Each bond has a face value of ₹1 lakh and is an unsecured social security that is redeemable, subject to taxation, non-convertible, and non-priority sector.
The bonds were listed on the Bombay Stock Exchange in late September 2023 after being privately offered to acceptable institutional investors. The bonds are redeemable in September 2028. Investors need to make coupon payments annually and must retain them for a total of five years.
The social bonds had a ₹1,000 crore base issue size and a ₹2,000 crore retention option for oversubscription. Despite receiving bids totalling ₹8,590.50 crores, NABARD claimed it only accepted ₹1,040.50 crores at a 7.63% coupon rate.
To further support qualifying new and current social initiatives, NABARD has announced the launch of the Sustainability Bond Framework. The new kind of bonds that NABARD is introducing would also be able to support energy-efficient projects, such as smart grids, energy preservation, and sustainable construction.
Why do investors prefer social impact bonds?
The same emotion that motivates investors in sustainable stocks and green cryptocurrencies drives them to invest in social bonds. Each rupee invested adds up to the capital that the government or business issuing the bond would need, and most investors understand this, regardless of how little their investment may be compared to others.
The investors, for this reason, won’t just pick any bond with a low default risk and a reasonable interest rate; they look for a bond with a low default risk and an attractive interest rate where the company releasing the bond plans to use the money from its proceeds to do something benefiting society.

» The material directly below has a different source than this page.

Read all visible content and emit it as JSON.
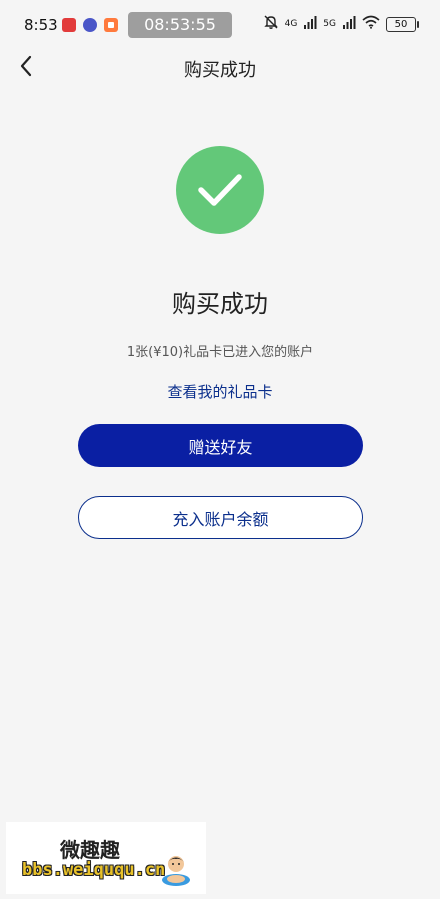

Risks and benefits of investing in socially responsible bond funds
Default risk is inherent in each bond, just as it is in the stock market, since there is a chance of full or partial project failure. It is crucial for investors to be familiar of the advantages and drawbacks of investing in social bonds.
- The investor has the chance to make a positive change in the environment and society.
- For the first time, the government has a way to finance and bridge the deficit.
- In some cases, social bonds may even provide tax benefits to the investor.
- Potential investors stand to lose money if the government endeavour fails.
- Partial payouts of face value and interest are possible.
- It is possible to amend bond arrangements to give the issuer extra time.
Social bonds allow investors to fund positive social initiatives while generating profits. Though risks exist, the growth of these bonds shows demand for ethical projects. However, before investing, investors should give these securities ample consideration and research as much as they can about the project’s prospects.
Indian government bonds are generally considered safe investments as they are backed by the sovereign guarantee of the government and have a low default risk. However, they are also subject to interest rate risk and inflation risk, which may affect their returns.
AAA-rated bonds are the highest-rated investment-grade bonds, which indicates that the issuer has excellent creditworthiness and is highly likely to repay the bond on time and in full. AAA-rated bonds have the lowest default risk and the lowest interest rate among corporate bonds.
NABARD bonds are not tax-free, but they offer some tax benefits to investors. The interest income from NABARD bonds is exempt from TDS. However, the principal amount invested in NABARD bonds does not qualify for tax deduction under Section 80C.
Different public sector undertakings (PSUs), such as NHAI, NABARD, and others, issue tax-free bonds at a predetermined coupon rate to raise money for a specific purpose over a fixed tenure. The interest income from these bonds is fully exempt from income tax under the Income Tax Act of 1961.
Investing in AAA bonds offers low-risk and stable returns
AAA bonds have the lowest default risk and highest creditworthiness
AAA bonds offer a steady income with interest rates of up to 7%
AAA bonds are highly liquid and easy to trade
AAA bonds diversify portfolio and provide stability